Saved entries
[Start of Attachment]

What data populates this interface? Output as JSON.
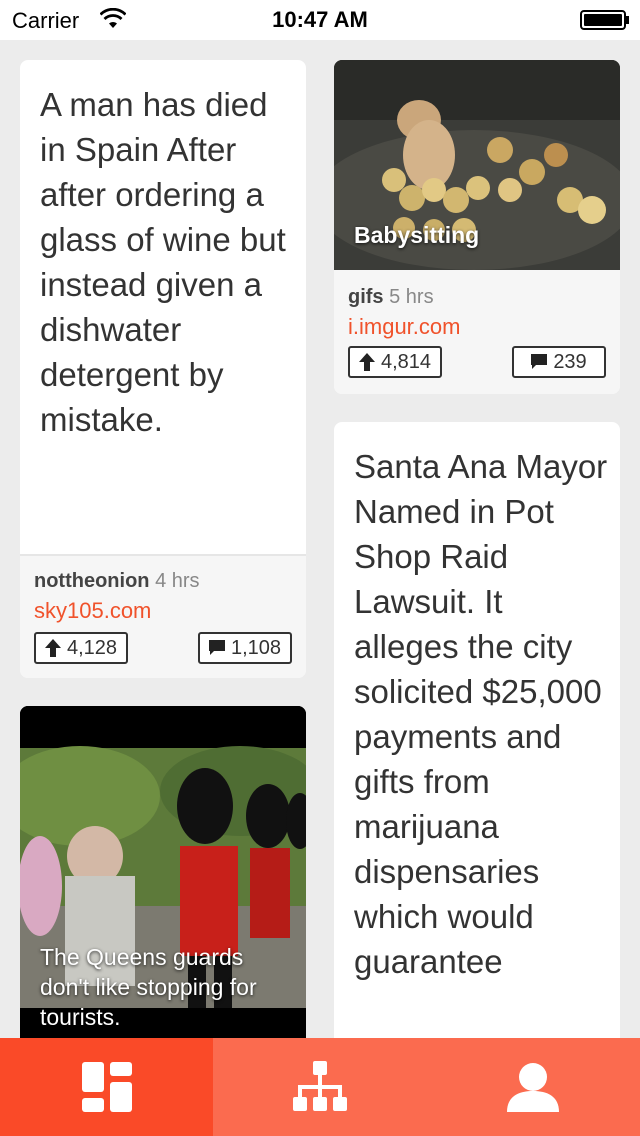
{
  "status_bar": {
    "carrier": "Carrier",
    "time": "10:47 AM"
  },
  "cards": {
    "spain": {
      "title": "A man has died in Spain After after ordering a glass of wine but instead given a dishwater detergent by mistake.",
      "subreddit": "nottheonion",
      "age": "4 hrs",
      "domain": "sky105.com",
      "upvotes": "4,128",
      "comments": "1,108"
    },
    "babysitting": {
      "caption": "Babysitting",
      "subreddit": "gifs",
      "age": "5 hrs",
      "domain": "i.imgur.com",
      "upvotes": "4,814",
      "comments": "239"
    },
    "guards": {
      "caption": "The Queens guards don't like stopping for tourists."
    },
    "santa_ana": {
      "title": "Santa Ana Mayor Named in Pot Shop Raid Lawsuit. It alleges the city solicited $25,000 payments and gifts from marijuana dispensaries which would guarantee"
    }
  },
  "tab_bar": {
    "tabs": [
      {
        "icon": "dashboard-icon",
        "active": true
      },
      {
        "icon": "hierarchy-icon",
        "active": false
      },
      {
        "icon": "user-icon",
        "active": false
      }
    ]
  },
  "colors": {
    "accent": "#f0522b",
    "tab_active": "#fa4a28",
    "tab_bg": "#fb6b4f"
  }
}
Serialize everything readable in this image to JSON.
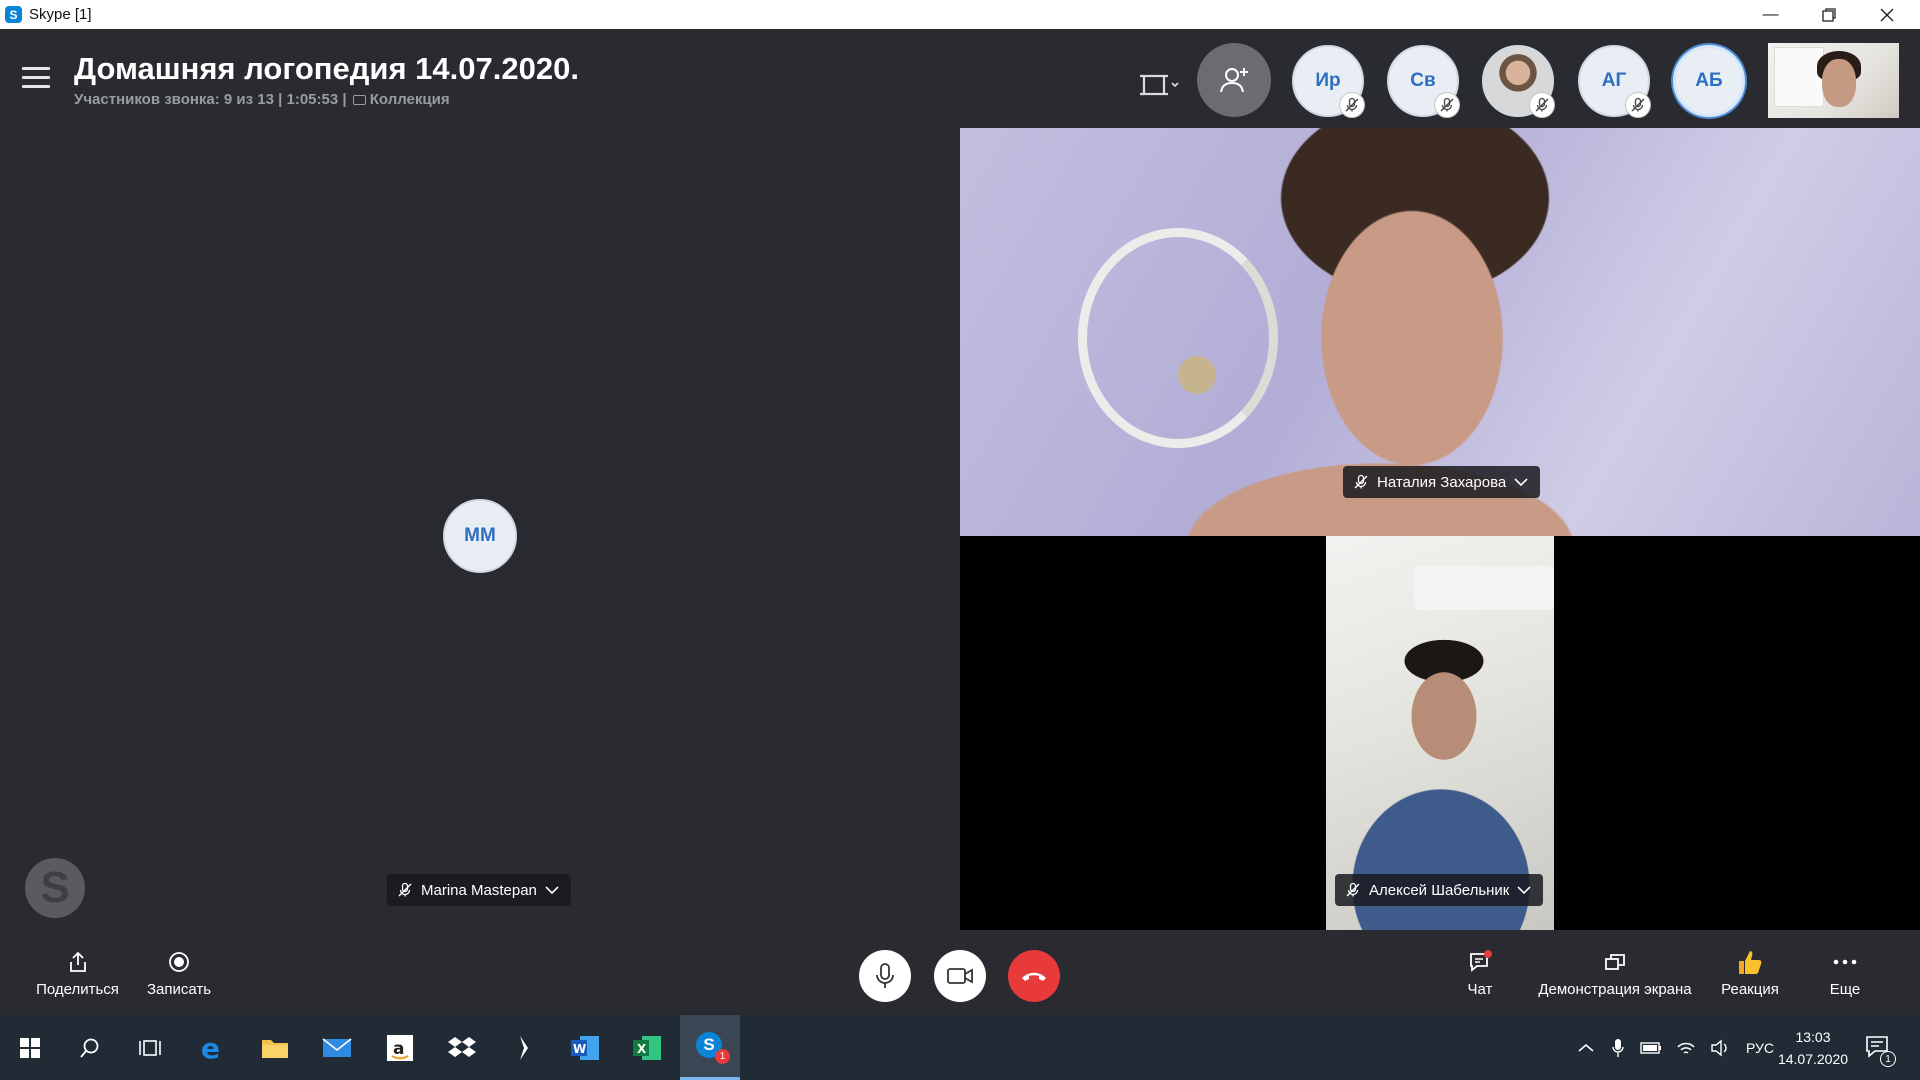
{
  "window": {
    "title": "Skype [1]"
  },
  "call": {
    "title": "Домашняя логопедия 14.07.2020.",
    "subtitle": "Участников звонка: 9 из 13 | 1:05:53 |",
    "collection": "Коллекция"
  },
  "participants": [
    {
      "initials": "Ир",
      "muted": true
    },
    {
      "initials": "Св",
      "muted": true
    },
    {
      "initials": "",
      "muted": true,
      "photo": true
    },
    {
      "initials": "АГ",
      "muted": true
    },
    {
      "initials": "АБ",
      "muted": false,
      "selected": true
    }
  ],
  "stage": {
    "left_initials": "ММ",
    "left_name": "Marina Mastepan",
    "top_name": "Наталия Захарова",
    "bottom_name": "Алексей Шабельник",
    "watermark": "S"
  },
  "controls": {
    "share": "Поделиться",
    "record": "Записать",
    "chat": "Чат",
    "screen_share": "Демонстрация экрана",
    "reaction": "Реакция",
    "more": "Еще"
  },
  "taskbar": {
    "lang": "РУС",
    "time": "13:03",
    "date": "14.07.2020",
    "notif_count": "1",
    "skype_badge": "1"
  },
  "colors": {
    "bg": "#292b31",
    "accent": "#2d6fc0",
    "hangup": "#e83a3a",
    "taskbar": "#202b35"
  }
}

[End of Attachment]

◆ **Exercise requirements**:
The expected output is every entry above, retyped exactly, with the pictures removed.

◆ **Answer to this exercise**:
What data populates this interface? Output as JSON.
{
  "status_bar": {
    "carrier": "Carrier",
    "time": "10:47 AM"
  },
  "cards": {
    "spain": {
      "title": "A man has died in Spain After after ordering a glass of wine but instead given a dishwater detergent by mistake.",
      "subreddit": "nottheonion",
      "age": "4 hrs",
      "domain": "sky105.com",
      "upvotes": "4,128",
      "comments": "1,108"
    },
    "babysitting": {
      "caption": "Babysitting",
      "subreddit": "gifs",
      "age": "5 hrs",
      "domain": "i.imgur.com",
      "upvotes": "4,814",
      "comments": "239"
    },
    "guards": {
      "caption": "The Queens guards don't like stopping for tourists."
    },
    "santa_ana": {
      "title": "Santa Ana Mayor Named in Pot Shop Raid Lawsuit. It alleges the city solicited $25,000 payments and gifts from marijuana dispensaries which would guarantee"
    }
  },
  "tab_bar": {
    "tabs": [
      {
        "icon": "dashboard-icon",
        "active": true
      },
      {
        "icon": "hierarchy-icon",
        "active": false
      },
      {
        "icon": "user-icon",
        "active": false
      }
    ]
  },
  "colors": {
    "accent": "#f0522b",
    "tab_active": "#fa4a28",
    "tab_bg": "#fb6b4f"
  }
}
Serialize everything readable in this image to JSON.
{
  "window": {
    "title": "Skype [1]"
  },
  "call": {
    "title": "Домашняя логопедия 14.07.2020.",
    "subtitle": "Участников звонка: 9 из 13 | 1:05:53 |",
    "collection": "Коллекция"
  },
  "participants": [
    {
      "initials": "Ир",
      "muted": true
    },
    {
      "initials": "Св",
      "muted": true
    },
    {
      "initials": "",
      "muted": true,
      "photo": true
    },
    {
      "initials": "АГ",
      "muted": true
    },
    {
      "initials": "АБ",
      "muted": false,
      "selected": true
    }
  ],
  "stage": {
    "left_initials": "ММ",
    "left_name": "Marina Mastepan",
    "top_name": "Наталия Захарова",
    "bottom_name": "Алексей Шабельник",
    "watermark": "S"
  },
  "controls": {
    "share": "Поделиться",
    "record": "Записать",
    "chat": "Чат",
    "screen_share": "Демонстрация экрана",
    "reaction": "Реакция",
    "more": "Еще"
  },
  "taskbar": {
    "lang": "РУС",
    "time": "13:03",
    "date": "14.07.2020",
    "notif_count": "1",
    "skype_badge": "1"
  },
  "colors": {
    "bg": "#292b31",
    "accent": "#2d6fc0",
    "hangup": "#e83a3a",
    "taskbar": "#202b35"
  }
}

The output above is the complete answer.